It can be understood that CEOs feel frustrated by the inability of their companies’ research to provide results that give value for money, but it is hard to understand their actions. If a research establishment does not provide the exploitable results they expect, the solution is not to appoint an accountant as the head of the establishment with the mandate to cut budgets, but to devise a process by means of which research provides benefits to the company. I know that the recipe is obvious and the implementation is not equally so, but cutting travel budgets is meaningless. It would be a show of courage, if not of capability to put excellent brains to good use, to close research altogether. This is being done by some, but the jury on the impact on the long-term sustainability of the company is still out.
Who else should be appointed then? The obvious remark is that it should be somebody who knows both what products the research establishment can offer and also what products its customers need. Unfortunately this is not the usual customer-supplier relationship, because I still have to see a thriving private research establishment that is able to live on the revenues of research results sold on the open market. The solution is, as for all matters that involve relationships between human beings, to create a virtuous circle whereby market-aware innovation is rewarded because it is adopted by a business unit, adoption of innovation is rewarded because it brings measurable benefits in the operation, efficiency or profitability of the business unit, and innovation is generated because there are people in the business units who are smart enough to fund the development of innovation because they know their smart choices will be rewarded.

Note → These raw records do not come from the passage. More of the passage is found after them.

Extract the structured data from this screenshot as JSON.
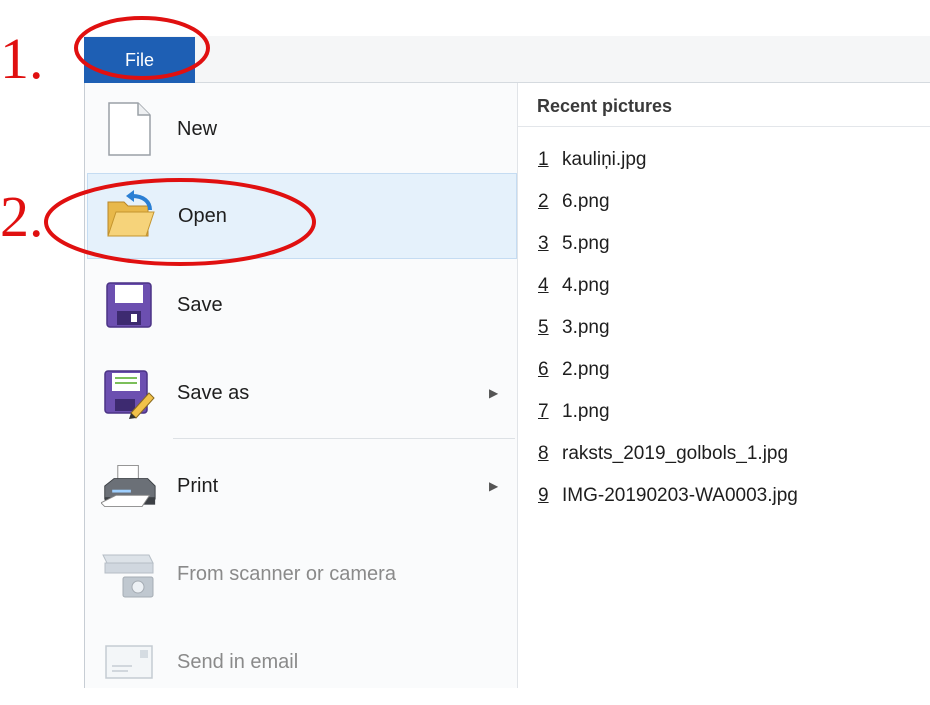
{
  "file_tab": {
    "label": "File"
  },
  "menu_items": [
    {
      "label": "New"
    },
    {
      "label": "Open"
    },
    {
      "label": "Save"
    },
    {
      "label": "Save as"
    },
    {
      "label": "Print"
    },
    {
      "label": "From scanner or camera"
    },
    {
      "label": "Send in email"
    }
  ],
  "recent": {
    "title": "Recent pictures",
    "items": [
      {
        "num": "1",
        "name": "kauliņi.jpg"
      },
      {
        "num": "2",
        "name": "6.png"
      },
      {
        "num": "3",
        "name": "5.png"
      },
      {
        "num": "4",
        "name": "4.png"
      },
      {
        "num": "5",
        "name": "3.png"
      },
      {
        "num": "6",
        "name": "2.png"
      },
      {
        "num": "7",
        "name": "1.png"
      },
      {
        "num": "8",
        "name": "raksts_2019_golbols_1.jpg"
      },
      {
        "num": "9",
        "name": "IMG-20190203-WA0003.jpg"
      }
    ]
  },
  "annotations": {
    "step1": "1.",
    "step2": "2."
  },
  "colors": {
    "file_tab": "#1e5fb4",
    "hover": "#e5f1fb",
    "annotation": "#e01010"
  }
}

I am afraid nothing of what I advocate corresponds to my experience. So CEO-appointed accountants-turned-heads-of-research keep on issuing orders to cut travel budgets by another 5%, thinking that with this, research will finally be channeled to business units.
In past centuries bloodletting was the prescription for many illnesses. In those primitive times not much was known about the human body and patients were often in the hands of barbers for whom bloodletting was the principal cure, as it was based on their enabling technology – the razor. Today a doctor prescribing bloodletting would be regarded with high suspicion because we know we can do better than that. In the same way it is high time that research management in companies stop using cost cutting in research as a means to hide the vacuum in their brains.
If you do not know what to do with research don’t cut travel expenses by another 5%. Take responsibility and close down the establishment. Then go to the Board of Directors to explain and hope that you do not find me as a Board member.
Of course a different story is told for those new but already large companies that have sprung to life in the last 15 or 20 years. It is very nice to be able to count on huge revenue flows and mix research with new business models. They call it creative destruction and I may return to this topic in the near future.